▶ [Work instruction] Copy the lines below that contain "fence".
····················
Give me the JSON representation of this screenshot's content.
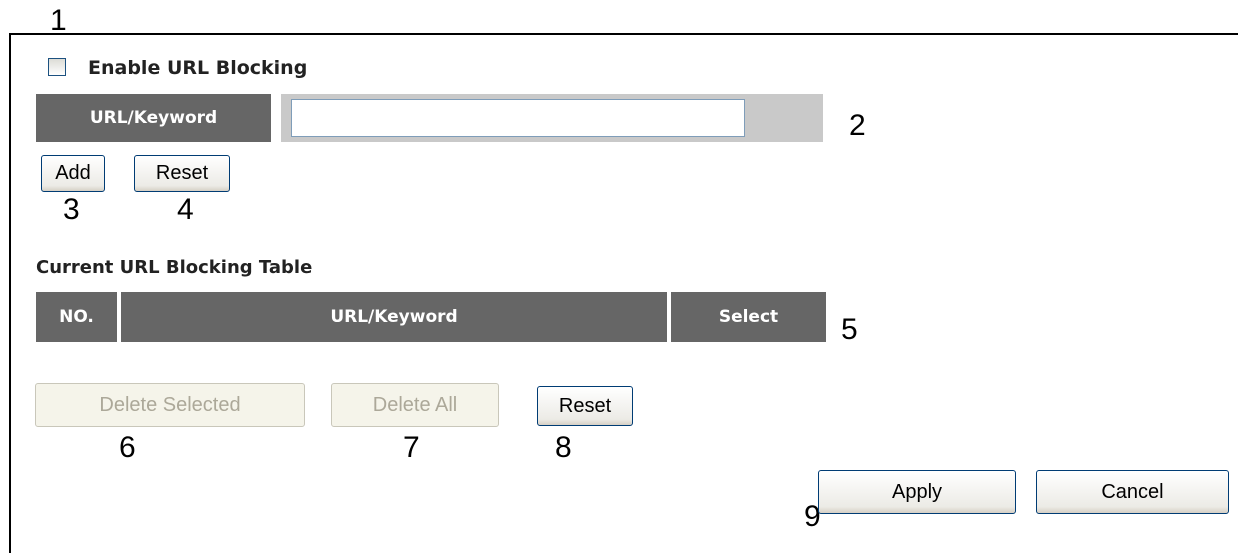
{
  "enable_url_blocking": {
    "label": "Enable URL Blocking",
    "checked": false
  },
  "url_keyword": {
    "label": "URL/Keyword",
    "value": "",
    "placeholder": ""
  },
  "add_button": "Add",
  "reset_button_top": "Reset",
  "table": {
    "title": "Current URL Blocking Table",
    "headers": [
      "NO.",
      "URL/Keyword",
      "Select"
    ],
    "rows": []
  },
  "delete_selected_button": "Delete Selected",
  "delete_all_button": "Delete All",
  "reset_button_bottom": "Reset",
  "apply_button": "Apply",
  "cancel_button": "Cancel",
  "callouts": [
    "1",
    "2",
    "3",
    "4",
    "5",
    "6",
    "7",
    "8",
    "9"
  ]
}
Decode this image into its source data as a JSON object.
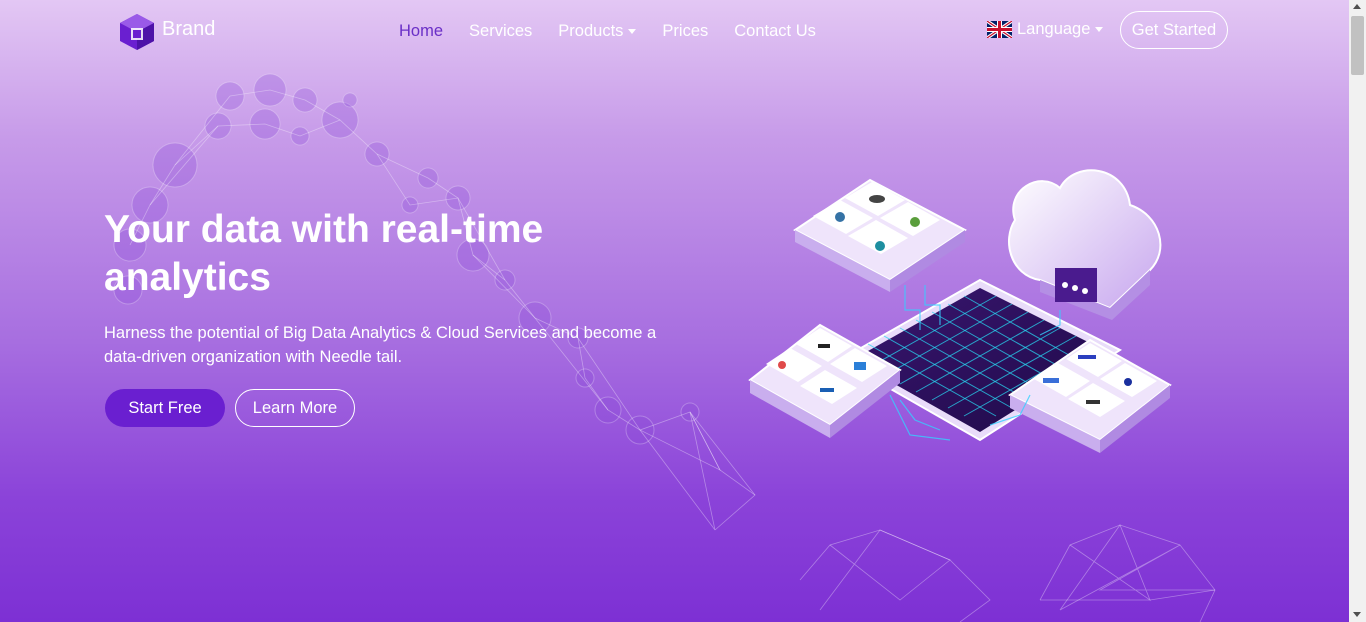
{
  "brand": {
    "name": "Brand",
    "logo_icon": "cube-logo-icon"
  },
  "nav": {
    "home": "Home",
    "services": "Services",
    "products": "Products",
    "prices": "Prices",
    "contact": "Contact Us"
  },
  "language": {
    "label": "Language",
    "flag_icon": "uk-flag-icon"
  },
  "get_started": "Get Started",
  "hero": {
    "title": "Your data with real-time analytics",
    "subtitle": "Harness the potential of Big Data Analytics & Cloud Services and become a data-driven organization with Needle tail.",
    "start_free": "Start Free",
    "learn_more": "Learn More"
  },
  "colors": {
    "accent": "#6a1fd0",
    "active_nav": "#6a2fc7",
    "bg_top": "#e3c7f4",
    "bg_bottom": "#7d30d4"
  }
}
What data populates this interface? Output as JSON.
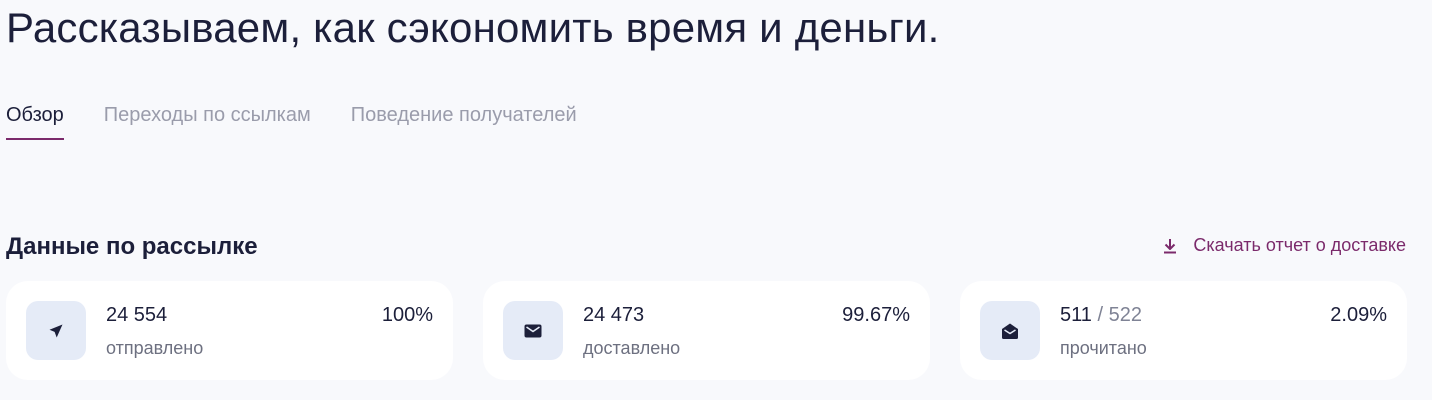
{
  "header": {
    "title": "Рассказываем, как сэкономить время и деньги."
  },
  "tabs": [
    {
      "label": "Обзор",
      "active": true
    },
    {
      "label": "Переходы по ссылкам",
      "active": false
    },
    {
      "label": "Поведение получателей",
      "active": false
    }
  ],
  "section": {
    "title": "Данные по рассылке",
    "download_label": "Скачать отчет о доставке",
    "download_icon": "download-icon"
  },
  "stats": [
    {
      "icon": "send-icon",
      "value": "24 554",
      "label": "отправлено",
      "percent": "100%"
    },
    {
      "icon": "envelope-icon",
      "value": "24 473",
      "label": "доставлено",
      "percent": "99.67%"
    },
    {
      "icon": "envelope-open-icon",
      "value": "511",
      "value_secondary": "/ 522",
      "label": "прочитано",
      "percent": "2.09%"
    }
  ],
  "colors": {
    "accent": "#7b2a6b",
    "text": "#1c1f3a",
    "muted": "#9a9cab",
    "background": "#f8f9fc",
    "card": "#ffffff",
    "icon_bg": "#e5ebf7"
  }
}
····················
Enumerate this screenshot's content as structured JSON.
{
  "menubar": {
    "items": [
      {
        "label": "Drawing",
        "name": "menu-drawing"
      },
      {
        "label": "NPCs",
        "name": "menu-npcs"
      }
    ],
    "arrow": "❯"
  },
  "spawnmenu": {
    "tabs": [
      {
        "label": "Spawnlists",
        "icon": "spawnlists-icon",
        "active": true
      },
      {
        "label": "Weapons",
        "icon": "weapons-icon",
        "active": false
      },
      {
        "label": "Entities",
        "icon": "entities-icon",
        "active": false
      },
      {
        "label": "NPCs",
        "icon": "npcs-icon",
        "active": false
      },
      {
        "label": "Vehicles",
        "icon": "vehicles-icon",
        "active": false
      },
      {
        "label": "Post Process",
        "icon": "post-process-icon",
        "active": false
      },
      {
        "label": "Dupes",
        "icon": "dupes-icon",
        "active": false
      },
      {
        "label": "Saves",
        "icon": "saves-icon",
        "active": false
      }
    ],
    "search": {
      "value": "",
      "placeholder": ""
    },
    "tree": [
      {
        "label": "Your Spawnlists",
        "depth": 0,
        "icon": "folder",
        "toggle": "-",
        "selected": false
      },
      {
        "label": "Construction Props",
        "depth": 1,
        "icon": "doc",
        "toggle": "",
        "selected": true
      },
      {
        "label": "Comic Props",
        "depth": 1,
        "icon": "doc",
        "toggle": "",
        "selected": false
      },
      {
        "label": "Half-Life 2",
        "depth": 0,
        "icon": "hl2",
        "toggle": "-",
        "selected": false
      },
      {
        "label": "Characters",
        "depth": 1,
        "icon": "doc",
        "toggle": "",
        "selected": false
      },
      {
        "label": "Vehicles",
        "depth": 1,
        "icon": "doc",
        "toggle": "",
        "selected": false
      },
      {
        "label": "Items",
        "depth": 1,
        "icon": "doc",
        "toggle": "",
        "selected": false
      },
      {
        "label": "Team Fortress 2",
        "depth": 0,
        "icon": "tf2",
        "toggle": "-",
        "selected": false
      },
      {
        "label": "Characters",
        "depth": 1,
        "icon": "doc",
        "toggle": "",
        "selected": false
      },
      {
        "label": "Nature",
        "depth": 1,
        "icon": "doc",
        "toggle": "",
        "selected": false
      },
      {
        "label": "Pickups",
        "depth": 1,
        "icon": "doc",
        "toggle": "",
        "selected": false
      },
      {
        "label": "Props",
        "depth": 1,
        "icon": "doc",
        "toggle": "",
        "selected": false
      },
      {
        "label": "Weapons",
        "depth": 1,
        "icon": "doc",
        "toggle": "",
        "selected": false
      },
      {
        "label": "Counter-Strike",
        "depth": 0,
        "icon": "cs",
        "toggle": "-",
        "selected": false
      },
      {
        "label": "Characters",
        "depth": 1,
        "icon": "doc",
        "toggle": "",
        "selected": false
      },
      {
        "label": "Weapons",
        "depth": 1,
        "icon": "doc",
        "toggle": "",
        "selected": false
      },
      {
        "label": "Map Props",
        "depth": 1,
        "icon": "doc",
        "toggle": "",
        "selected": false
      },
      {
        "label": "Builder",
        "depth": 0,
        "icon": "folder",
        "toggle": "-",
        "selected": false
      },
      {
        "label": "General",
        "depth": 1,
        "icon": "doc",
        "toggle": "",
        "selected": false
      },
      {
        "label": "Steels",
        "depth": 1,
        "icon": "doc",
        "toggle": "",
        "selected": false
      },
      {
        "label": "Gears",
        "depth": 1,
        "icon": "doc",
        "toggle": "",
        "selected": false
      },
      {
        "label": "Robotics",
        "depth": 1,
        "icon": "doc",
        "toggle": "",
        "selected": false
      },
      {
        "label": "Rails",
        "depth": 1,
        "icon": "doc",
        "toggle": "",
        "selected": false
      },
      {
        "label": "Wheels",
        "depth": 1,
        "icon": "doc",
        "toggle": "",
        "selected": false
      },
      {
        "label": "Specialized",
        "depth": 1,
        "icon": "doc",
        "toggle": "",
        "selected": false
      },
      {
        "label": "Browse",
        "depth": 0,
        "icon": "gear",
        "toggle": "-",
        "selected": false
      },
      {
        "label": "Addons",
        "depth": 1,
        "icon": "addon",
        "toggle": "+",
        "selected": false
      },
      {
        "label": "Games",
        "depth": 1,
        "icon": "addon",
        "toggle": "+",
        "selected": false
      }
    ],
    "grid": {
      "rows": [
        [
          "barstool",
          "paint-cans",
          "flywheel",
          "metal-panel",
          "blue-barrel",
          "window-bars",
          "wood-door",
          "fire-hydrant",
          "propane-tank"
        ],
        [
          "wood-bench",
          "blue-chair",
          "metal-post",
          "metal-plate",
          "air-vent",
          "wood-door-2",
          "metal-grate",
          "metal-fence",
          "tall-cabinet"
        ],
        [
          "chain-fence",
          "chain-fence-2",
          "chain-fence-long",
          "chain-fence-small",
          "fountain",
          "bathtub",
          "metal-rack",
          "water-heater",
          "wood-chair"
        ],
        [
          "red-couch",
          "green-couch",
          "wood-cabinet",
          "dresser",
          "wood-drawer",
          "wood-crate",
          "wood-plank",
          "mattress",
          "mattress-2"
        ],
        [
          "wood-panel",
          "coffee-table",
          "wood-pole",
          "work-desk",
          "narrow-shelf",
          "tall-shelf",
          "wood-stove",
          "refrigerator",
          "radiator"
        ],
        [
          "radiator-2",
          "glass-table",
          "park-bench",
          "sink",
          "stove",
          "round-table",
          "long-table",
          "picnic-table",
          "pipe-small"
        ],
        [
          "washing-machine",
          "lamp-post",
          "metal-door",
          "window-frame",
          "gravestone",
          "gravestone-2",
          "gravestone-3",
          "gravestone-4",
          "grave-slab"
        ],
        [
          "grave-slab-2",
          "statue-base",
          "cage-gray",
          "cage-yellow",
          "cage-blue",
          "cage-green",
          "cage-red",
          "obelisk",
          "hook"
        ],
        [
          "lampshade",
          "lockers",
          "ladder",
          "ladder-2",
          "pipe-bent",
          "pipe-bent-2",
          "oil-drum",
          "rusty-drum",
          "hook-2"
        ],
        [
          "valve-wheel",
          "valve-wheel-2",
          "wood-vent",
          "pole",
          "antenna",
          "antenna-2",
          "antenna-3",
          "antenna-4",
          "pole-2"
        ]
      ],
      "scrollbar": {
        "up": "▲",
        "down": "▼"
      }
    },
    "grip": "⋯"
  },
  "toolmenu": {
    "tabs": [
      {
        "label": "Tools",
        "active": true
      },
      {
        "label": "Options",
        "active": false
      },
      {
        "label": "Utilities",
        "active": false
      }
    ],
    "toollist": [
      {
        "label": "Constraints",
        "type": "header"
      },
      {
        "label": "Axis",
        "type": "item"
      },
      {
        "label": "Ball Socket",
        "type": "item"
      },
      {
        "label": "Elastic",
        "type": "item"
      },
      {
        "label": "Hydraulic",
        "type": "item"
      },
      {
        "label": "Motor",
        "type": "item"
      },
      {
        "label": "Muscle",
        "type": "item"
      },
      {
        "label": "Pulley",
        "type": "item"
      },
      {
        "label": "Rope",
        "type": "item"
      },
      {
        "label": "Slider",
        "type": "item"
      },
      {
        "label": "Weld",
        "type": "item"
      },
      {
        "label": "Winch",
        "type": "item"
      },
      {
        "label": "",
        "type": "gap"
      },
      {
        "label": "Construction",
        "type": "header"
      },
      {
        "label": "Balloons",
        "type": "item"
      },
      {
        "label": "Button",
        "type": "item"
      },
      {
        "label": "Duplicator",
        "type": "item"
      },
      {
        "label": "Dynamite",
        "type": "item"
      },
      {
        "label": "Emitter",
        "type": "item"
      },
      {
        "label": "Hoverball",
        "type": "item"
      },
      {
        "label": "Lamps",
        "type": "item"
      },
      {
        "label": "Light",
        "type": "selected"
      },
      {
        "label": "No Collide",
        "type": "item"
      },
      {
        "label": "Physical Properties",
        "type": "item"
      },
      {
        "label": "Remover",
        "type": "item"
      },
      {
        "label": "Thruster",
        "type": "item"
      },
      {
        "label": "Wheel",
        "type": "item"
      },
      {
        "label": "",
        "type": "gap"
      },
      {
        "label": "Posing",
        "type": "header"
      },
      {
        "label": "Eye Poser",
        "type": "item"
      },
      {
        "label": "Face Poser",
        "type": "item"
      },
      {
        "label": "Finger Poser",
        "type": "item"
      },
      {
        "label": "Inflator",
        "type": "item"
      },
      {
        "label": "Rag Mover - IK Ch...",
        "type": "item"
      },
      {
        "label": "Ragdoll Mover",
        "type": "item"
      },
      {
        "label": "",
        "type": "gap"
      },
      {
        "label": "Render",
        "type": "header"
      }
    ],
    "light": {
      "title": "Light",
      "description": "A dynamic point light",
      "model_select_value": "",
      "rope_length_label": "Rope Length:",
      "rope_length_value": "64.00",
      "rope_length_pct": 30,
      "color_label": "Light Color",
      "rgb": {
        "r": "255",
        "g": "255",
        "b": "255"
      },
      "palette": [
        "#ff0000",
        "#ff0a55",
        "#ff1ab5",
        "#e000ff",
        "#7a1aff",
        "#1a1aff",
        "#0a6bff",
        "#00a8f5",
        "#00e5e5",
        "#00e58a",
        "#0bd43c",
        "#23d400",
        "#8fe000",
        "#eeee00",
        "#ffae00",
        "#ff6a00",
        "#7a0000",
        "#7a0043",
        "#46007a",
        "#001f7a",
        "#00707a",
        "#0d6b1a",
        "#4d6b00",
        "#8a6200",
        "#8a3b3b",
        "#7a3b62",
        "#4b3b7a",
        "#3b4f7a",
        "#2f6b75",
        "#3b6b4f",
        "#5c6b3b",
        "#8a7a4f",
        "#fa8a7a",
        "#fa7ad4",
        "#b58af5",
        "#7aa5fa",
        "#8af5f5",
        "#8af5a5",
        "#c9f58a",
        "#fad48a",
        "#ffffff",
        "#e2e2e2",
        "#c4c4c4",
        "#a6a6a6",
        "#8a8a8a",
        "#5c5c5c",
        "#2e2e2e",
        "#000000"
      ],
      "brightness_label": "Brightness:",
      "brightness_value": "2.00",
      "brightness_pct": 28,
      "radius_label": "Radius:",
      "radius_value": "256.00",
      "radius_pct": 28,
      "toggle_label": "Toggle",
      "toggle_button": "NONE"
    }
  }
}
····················
▶ [Response below]
          "metal-fence",
          "chain-fence",
          "chain-fence-2",
          "chain-fence-long",
          "chain-fence-small",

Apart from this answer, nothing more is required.